2 (Enders) vs. 7 (Neeley/Nagle) – This is like the extreme opposite of the first game. Neeley’s D-line has an answer for Ender’s O-line. Farrell just puts the breaks on Freechild until he’s frustrated. Wallack contains Stubbs as much as one can contain Stubbs. Too much work falls to Montague who’s in a tough match-up with Mickle. Cahill looks like one of the best on offense controlling the O while letting Graham make highlight plays and Neeley edges out the upset 15-13.
3 (Trotter) vs 6 (Ford) The first challenge for Ford is that the Beau match-up in the quarters throws off his line. Ford is forced to move Tyler D to the D line to contain Beau and even that doesn’t make much of a dent. Tyler gives up some speed and, put in an unfamiliar situation against a superior athletic talent, does what many do which is allow relatively uncontested Beau unders. Beau is free to take shots deep to Timmy Perston who isn’t necessarily out-playing Helton but somehow seems to find the open space and make inconceivable contested grabs. With Tyler D doing double duty, he’s less effective on the O-line and beyond that Ford’s O-line doesn’t have the speed to best Castine, Wynne, and Porter. 15-12 Trotter wins.
4 (Leonardo) vs. 5 (Leppert) Definitely the game of the first round. Koss on Rehder, Carnegie on Prial, and Sharkness on Thorne are the two key match-ups to watch when Leppert is on O. On the other side of the ball, Liu on Markette should be interesting, Taylor and Clark win their match-ups but I’d think Kinley and Simon will find their match-ups tough. The Leppert D line struggles to generate turns but is very good about converting them. Just not quite good enough. Leonardo moves on 17-15.
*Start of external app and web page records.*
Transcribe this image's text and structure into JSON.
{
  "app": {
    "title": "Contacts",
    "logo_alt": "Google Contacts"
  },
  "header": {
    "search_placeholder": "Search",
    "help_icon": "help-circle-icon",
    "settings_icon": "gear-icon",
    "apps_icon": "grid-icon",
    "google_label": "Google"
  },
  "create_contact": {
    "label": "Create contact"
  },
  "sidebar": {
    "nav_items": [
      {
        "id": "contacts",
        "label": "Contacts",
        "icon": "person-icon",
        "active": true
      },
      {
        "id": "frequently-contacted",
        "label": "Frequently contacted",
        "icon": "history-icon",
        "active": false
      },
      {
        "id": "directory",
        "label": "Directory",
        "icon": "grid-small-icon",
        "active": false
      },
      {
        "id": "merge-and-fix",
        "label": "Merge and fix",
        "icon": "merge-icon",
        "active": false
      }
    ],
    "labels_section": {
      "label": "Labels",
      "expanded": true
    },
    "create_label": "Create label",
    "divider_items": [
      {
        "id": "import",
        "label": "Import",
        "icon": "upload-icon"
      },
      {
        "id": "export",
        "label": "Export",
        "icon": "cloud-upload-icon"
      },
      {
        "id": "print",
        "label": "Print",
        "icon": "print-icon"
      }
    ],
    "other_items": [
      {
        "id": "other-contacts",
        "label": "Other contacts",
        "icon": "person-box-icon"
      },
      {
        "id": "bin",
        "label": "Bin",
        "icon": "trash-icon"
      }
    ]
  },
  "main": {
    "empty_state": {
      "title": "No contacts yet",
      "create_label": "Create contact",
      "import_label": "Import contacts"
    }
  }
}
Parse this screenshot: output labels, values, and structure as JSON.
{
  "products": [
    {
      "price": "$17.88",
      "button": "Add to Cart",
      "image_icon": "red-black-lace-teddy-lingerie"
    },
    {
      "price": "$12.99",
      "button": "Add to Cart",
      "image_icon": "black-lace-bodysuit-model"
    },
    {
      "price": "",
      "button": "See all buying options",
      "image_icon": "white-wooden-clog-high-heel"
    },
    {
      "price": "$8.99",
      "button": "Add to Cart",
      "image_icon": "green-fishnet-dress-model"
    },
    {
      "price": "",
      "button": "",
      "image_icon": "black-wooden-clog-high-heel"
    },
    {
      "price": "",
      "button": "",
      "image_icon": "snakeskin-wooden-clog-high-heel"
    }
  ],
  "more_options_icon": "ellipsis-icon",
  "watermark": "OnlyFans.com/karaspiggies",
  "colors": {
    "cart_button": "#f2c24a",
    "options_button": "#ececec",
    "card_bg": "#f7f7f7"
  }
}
1 (Jones/Smith) vs 4 (Leonardo) Every time I look at this Jones/Smith D-line, I feel for their opponents. This line is excellent at both generating and converting turnovers. They also have tremendous field awareness and between Gibson, Matsuno and Wiggins I can imagine a lot of off-man blocks occurring. Leonardo, coming off a tough quarterfinals match-up find themselves outmatched on both O and D and drop this game 15-12.
3 (Trotter) vs 7 (Neeley) Neeley’s team found themselves in an interesting quarters position. Underrated by the initial ranking they ran in to the most overrated team and pulled the non-upset upset. Now they face a tougher match-up. Mickle goes D to match-up on Beau. Farrell on Holt to contain the quick movement gives up a little size. Russell Wallack finds himself without an ideal lane cutter match-up. Sefton is a bit too quick for him but that’s who he draws and he struggles to contain Sefton’s smart and quick movement. At each spot, Neeley’s team is giving up just a little advantage but it adds up to a lot. On O though, Neeley’s team can hang with Trotter’s team. Brodie and Teddy aren’t grind them down defenders and Neeley’s O-line is too smart to give Trotter many chances. This one’s another classic but Trotter pulls it out 16-14 on the back of his superior offensive line where Beau makes every other match-up tougher.
While not the top two seeds, the first two pickers end up in the finals. Trotter does it on the back of the talent of Beau and some great leadership and team play while Jones/Smith do it with their depth and their D-line. What worked for Trotter isn’t going to have the same success in the finals though. Beau still has an advantage in his matchup with Snieder, but beyond that the Jones/Smith D-line is too tough. The top seed earns the crown with a 15-13 victory over the 3 seed Trotter.